• [Supplied material]:
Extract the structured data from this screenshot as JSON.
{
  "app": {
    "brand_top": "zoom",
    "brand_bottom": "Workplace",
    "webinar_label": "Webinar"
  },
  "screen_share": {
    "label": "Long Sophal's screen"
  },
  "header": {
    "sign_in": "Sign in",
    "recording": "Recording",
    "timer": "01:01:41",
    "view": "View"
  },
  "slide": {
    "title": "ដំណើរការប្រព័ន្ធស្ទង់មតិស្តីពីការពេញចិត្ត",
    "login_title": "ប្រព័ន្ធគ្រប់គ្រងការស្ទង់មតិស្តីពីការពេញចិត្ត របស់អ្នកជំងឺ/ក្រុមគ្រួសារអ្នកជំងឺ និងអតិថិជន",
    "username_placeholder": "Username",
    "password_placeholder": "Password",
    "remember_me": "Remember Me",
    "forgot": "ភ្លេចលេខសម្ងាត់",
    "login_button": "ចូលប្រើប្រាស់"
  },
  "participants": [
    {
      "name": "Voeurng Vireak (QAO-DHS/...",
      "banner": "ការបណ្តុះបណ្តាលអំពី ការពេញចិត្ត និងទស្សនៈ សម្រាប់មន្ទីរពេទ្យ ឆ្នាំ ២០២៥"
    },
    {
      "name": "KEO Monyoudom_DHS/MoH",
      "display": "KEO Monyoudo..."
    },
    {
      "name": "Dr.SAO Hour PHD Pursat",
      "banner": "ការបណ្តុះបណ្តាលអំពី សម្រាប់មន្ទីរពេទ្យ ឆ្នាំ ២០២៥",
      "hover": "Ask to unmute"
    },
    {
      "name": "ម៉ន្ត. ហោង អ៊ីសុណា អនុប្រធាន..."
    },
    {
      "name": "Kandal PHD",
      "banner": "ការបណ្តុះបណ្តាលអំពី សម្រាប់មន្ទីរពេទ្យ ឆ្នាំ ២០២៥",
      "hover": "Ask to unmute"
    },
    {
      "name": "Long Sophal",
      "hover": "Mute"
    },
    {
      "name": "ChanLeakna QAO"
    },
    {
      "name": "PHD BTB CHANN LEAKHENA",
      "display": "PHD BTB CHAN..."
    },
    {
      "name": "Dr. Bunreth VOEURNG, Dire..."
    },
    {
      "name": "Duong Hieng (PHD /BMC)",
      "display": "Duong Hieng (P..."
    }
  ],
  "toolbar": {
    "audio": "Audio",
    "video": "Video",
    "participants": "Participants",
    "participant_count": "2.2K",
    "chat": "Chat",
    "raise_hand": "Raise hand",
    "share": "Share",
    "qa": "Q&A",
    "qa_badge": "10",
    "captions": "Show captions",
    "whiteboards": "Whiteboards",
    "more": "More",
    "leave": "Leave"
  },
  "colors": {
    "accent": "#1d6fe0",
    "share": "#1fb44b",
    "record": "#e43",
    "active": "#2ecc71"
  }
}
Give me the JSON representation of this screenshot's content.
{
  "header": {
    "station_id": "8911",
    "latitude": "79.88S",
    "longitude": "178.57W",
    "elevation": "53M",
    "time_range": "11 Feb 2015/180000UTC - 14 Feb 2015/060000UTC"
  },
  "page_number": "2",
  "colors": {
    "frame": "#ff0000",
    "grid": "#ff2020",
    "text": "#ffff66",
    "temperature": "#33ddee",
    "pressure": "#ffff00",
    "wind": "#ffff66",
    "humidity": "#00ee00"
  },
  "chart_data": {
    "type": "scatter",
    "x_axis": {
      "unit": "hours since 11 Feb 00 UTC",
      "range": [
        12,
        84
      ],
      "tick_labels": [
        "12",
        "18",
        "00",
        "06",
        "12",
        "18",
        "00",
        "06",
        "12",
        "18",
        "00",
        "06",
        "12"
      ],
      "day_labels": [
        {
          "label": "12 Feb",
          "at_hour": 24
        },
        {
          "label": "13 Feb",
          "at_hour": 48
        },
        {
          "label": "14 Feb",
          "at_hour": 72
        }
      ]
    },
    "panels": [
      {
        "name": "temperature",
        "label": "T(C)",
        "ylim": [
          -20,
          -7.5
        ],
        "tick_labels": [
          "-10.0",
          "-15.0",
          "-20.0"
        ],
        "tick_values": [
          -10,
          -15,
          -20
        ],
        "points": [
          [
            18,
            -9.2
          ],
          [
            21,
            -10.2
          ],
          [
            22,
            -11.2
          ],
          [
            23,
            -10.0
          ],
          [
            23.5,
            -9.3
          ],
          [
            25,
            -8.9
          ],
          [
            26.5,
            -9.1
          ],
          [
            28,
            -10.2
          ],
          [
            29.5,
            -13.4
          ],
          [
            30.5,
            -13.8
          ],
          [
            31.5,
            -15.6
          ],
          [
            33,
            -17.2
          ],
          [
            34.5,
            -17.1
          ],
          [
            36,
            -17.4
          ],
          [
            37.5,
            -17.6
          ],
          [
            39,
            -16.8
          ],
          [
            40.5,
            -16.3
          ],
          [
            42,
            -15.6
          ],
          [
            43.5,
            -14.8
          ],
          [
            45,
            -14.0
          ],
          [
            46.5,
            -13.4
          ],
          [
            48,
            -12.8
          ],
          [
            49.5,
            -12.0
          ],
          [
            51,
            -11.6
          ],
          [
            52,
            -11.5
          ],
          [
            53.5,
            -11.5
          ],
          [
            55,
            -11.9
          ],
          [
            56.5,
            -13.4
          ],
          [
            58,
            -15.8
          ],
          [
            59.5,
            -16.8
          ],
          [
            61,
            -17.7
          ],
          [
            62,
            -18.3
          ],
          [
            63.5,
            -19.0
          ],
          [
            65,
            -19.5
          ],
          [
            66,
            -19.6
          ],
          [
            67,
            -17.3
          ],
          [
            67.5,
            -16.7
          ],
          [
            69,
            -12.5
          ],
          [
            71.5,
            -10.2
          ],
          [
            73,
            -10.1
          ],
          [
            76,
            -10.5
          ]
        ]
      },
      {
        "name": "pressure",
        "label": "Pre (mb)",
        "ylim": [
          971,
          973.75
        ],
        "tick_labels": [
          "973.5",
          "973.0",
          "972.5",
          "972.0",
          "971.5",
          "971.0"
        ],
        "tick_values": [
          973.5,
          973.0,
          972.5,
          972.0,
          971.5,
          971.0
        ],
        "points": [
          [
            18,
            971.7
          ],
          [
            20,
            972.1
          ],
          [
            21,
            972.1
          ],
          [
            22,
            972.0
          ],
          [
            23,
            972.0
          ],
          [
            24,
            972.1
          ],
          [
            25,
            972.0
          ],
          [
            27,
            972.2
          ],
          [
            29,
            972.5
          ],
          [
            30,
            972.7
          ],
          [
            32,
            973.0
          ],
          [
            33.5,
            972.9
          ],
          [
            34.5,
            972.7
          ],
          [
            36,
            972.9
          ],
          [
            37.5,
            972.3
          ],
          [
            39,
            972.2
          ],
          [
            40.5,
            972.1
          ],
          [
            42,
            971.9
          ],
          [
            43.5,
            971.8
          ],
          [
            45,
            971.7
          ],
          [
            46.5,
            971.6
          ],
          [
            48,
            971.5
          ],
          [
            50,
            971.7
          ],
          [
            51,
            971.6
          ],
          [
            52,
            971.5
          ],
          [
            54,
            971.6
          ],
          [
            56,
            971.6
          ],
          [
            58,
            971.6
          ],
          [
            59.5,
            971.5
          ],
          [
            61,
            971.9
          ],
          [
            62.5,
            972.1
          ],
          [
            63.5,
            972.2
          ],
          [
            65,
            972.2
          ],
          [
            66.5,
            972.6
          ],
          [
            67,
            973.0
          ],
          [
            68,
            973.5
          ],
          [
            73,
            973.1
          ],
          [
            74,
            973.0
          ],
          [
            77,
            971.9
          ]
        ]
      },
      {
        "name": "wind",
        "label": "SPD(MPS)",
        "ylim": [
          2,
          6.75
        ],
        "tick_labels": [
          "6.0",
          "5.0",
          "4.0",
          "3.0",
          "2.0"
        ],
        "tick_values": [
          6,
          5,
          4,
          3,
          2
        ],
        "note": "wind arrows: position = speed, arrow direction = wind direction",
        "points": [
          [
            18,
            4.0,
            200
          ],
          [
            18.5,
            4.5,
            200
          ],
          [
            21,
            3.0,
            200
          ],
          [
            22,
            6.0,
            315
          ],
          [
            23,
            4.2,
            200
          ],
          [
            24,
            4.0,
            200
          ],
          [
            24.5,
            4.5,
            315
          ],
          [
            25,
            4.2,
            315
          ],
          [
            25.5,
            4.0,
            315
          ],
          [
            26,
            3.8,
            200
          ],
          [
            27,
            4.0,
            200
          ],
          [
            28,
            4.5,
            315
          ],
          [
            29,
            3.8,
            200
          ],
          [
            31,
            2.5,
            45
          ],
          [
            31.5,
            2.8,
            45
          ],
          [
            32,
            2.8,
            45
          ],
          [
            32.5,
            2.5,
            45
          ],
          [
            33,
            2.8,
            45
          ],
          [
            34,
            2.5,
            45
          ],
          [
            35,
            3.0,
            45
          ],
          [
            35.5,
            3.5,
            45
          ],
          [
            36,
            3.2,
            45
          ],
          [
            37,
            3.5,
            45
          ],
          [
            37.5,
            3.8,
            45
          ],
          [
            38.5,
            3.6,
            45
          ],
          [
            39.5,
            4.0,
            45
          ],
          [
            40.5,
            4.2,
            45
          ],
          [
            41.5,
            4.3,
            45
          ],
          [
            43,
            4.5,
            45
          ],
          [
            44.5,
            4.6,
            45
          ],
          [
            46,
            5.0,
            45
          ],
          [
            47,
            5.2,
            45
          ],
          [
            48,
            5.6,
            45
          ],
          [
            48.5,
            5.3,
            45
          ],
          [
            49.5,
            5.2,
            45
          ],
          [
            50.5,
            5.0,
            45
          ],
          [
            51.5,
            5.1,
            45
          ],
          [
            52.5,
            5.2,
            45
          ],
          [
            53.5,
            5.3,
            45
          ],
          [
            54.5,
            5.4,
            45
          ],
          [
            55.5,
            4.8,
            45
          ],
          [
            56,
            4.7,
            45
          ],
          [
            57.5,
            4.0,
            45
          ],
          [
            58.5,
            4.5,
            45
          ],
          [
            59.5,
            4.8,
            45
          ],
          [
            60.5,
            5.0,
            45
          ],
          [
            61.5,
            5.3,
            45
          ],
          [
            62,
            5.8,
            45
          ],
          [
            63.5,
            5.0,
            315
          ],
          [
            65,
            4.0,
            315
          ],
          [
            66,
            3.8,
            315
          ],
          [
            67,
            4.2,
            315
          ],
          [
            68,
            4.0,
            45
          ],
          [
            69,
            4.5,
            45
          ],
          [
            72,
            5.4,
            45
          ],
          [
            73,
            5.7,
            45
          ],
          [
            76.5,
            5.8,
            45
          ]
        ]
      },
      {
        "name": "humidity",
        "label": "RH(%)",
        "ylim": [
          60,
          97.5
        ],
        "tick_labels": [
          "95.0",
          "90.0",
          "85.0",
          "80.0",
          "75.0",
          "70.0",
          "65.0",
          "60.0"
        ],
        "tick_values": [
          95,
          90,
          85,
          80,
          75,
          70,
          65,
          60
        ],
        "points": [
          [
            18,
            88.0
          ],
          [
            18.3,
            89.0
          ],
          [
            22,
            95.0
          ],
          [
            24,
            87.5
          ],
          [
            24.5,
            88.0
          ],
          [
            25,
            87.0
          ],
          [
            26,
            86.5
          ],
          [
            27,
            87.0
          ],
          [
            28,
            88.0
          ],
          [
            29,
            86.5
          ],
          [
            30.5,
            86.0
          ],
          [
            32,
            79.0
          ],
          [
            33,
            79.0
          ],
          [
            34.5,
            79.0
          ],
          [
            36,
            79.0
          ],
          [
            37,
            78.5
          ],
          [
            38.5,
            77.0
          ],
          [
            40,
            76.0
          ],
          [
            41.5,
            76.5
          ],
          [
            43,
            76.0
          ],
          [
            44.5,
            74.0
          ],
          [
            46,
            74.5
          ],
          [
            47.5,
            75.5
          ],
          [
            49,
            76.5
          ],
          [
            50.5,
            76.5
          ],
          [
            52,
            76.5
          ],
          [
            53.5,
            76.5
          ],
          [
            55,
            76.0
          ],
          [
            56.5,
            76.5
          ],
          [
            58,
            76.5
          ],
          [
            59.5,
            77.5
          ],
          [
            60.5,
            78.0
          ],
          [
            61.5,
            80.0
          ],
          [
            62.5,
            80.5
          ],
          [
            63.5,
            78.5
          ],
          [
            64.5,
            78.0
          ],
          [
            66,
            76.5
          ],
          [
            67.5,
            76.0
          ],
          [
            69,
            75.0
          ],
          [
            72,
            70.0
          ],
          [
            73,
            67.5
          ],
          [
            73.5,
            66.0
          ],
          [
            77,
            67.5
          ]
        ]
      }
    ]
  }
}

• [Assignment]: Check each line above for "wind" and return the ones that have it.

• [Response]:
    "wind": "#ffff66",
        "name": "wind",
        "note": "wind arrows: position = speed, arrow direction = wind direction",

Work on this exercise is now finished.